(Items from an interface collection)
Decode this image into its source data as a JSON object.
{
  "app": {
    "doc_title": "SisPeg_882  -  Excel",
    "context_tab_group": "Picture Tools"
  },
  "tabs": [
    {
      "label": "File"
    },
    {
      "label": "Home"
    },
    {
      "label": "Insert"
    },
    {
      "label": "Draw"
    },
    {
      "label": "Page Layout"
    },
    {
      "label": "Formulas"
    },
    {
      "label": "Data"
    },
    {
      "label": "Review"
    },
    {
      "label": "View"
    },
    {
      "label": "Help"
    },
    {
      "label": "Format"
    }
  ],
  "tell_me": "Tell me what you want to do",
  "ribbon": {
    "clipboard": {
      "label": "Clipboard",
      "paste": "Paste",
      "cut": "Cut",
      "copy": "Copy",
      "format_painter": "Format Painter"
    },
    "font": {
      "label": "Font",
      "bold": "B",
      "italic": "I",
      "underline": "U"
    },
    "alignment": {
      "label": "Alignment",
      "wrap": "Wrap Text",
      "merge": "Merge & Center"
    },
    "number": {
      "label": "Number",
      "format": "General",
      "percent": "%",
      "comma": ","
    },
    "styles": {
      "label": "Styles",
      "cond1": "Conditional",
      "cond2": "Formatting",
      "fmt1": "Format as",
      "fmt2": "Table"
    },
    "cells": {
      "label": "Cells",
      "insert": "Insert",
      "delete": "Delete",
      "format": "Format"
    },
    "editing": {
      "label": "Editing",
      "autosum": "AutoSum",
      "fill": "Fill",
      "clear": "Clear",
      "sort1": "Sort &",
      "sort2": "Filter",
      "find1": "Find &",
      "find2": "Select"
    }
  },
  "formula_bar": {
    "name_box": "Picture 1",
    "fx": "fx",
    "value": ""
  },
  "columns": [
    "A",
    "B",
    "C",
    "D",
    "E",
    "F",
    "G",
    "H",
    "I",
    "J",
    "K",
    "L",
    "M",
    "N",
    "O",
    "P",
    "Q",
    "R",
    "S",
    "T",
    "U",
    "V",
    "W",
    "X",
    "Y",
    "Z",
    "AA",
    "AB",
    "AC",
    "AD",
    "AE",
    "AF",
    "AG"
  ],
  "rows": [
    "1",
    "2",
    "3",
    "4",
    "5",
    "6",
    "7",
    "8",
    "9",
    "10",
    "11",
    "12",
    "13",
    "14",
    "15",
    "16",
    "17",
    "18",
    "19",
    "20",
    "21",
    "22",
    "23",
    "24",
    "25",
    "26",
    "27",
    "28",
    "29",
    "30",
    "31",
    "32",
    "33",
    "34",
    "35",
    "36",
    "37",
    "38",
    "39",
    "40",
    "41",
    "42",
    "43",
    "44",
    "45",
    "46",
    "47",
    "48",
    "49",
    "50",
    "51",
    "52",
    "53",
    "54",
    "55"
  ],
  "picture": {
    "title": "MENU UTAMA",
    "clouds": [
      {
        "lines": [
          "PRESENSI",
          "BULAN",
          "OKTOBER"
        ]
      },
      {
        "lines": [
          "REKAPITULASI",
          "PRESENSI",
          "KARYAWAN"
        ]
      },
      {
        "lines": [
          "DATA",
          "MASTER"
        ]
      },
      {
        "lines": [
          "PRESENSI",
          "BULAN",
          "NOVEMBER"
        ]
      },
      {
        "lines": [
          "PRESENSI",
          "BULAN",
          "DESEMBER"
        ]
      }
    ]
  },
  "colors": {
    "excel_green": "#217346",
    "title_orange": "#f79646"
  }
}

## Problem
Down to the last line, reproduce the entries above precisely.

## Task output
Decode this image into its source data as a JSON object.
{
  "app": {
    "doc_title": "SisPeg_882  -  Excel",
    "context_tab_group": "Picture Tools"
  },
  "tabs": [
    {
      "label": "File"
    },
    {
      "label": "Home"
    },
    {
      "label": "Insert"
    },
    {
      "label": "Draw"
    },
    {
      "label": "Page Layout"
    },
    {
      "label": "Formulas"
    },
    {
      "label": "Data"
    },
    {
      "label": "Review"
    },
    {
      "label": "View"
    },
    {
      "label": "Help"
    },
    {
      "label": "Format"
    }
  ],
  "tell_me": "Tell me what you want to do",
  "ribbon": {
    "clipboard": {
      "label": "Clipboard",
      "paste": "Paste",
      "cut": "Cut",
      "copy": "Copy",
      "format_painter": "Format Painter"
    },
    "font": {
      "label": "Font",
      "bold": "B",
      "italic": "I",
      "underline": "U"
    },
    "alignment": {
      "label": "Alignment",
      "wrap": "Wrap Text",
      "merge": "Merge & Center"
    },
    "number": {
      "label": "Number",
      "format": "General",
      "percent": "%",
      "comma": ","
    },
    "styles": {
      "label": "Styles",
      "cond1": "Conditional",
      "cond2": "Formatting",
      "fmt1": "Format as",
      "fmt2": "Table"
    },
    "cells": {
      "label": "Cells",
      "insert": "Insert",
      "delete": "Delete",
      "format": "Format"
    },
    "editing": {
      "label": "Editing",
      "autosum": "AutoSum",
      "fill": "Fill",
      "clear": "Clear",
      "sort1": "Sort &",
      "sort2": "Filter",
      "find1": "Find &",
      "find2": "Select"
    }
  },
  "formula_bar": {
    "name_box": "Picture 1",
    "fx": "fx",
    "value": ""
  },
  "columns": [
    "A",
    "B",
    "C",
    "D",
    "E",
    "F",
    "G",
    "H",
    "I",
    "J",
    "K",
    "L",
    "M",
    "N",
    "O",
    "P",
    "Q",
    "R",
    "S",
    "T",
    "U",
    "V",
    "W",
    "X",
    "Y",
    "Z",
    "AA",
    "AB",
    "AC",
    "AD",
    "AE",
    "AF",
    "AG"
  ],
  "rows": [
    "1",
    "2",
    "3",
    "4",
    "5",
    "6",
    "7",
    "8",
    "9",
    "10",
    "11",
    "12",
    "13",
    "14",
    "15",
    "16",
    "17",
    "18",
    "19",
    "20",
    "21",
    "22",
    "23",
    "24",
    "25",
    "26",
    "27",
    "28",
    "29",
    "30",
    "31",
    "32",
    "33",
    "34",
    "35",
    "36",
    "37",
    "38",
    "39",
    "40",
    "41",
    "42",
    "43",
    "44",
    "45",
    "46",
    "47",
    "48",
    "49",
    "50",
    "51",
    "52",
    "53",
    "54",
    "55"
  ],
  "picture": {
    "title": "MENU UTAMA",
    "clouds": [
      {
        "lines": [
          "PRESENSI",
          "BULAN",
          "OKTOBER"
        ]
      },
      {
        "lines": [
          "REKAPITULASI",
          "PRESENSI",
          "KARYAWAN"
        ]
      },
      {
        "lines": [
          "DATA",
          "MASTER"
        ]
      },
      {
        "lines": [
          "PRESENSI",
          "BULAN",
          "NOVEMBER"
        ]
      },
      {
        "lines": [
          "PRESENSI",
          "BULAN",
          "DESEMBER"
        ]
      }
    ]
  },
  "colors": {
    "excel_green": "#217346",
    "title_orange": "#f79646"
  }
}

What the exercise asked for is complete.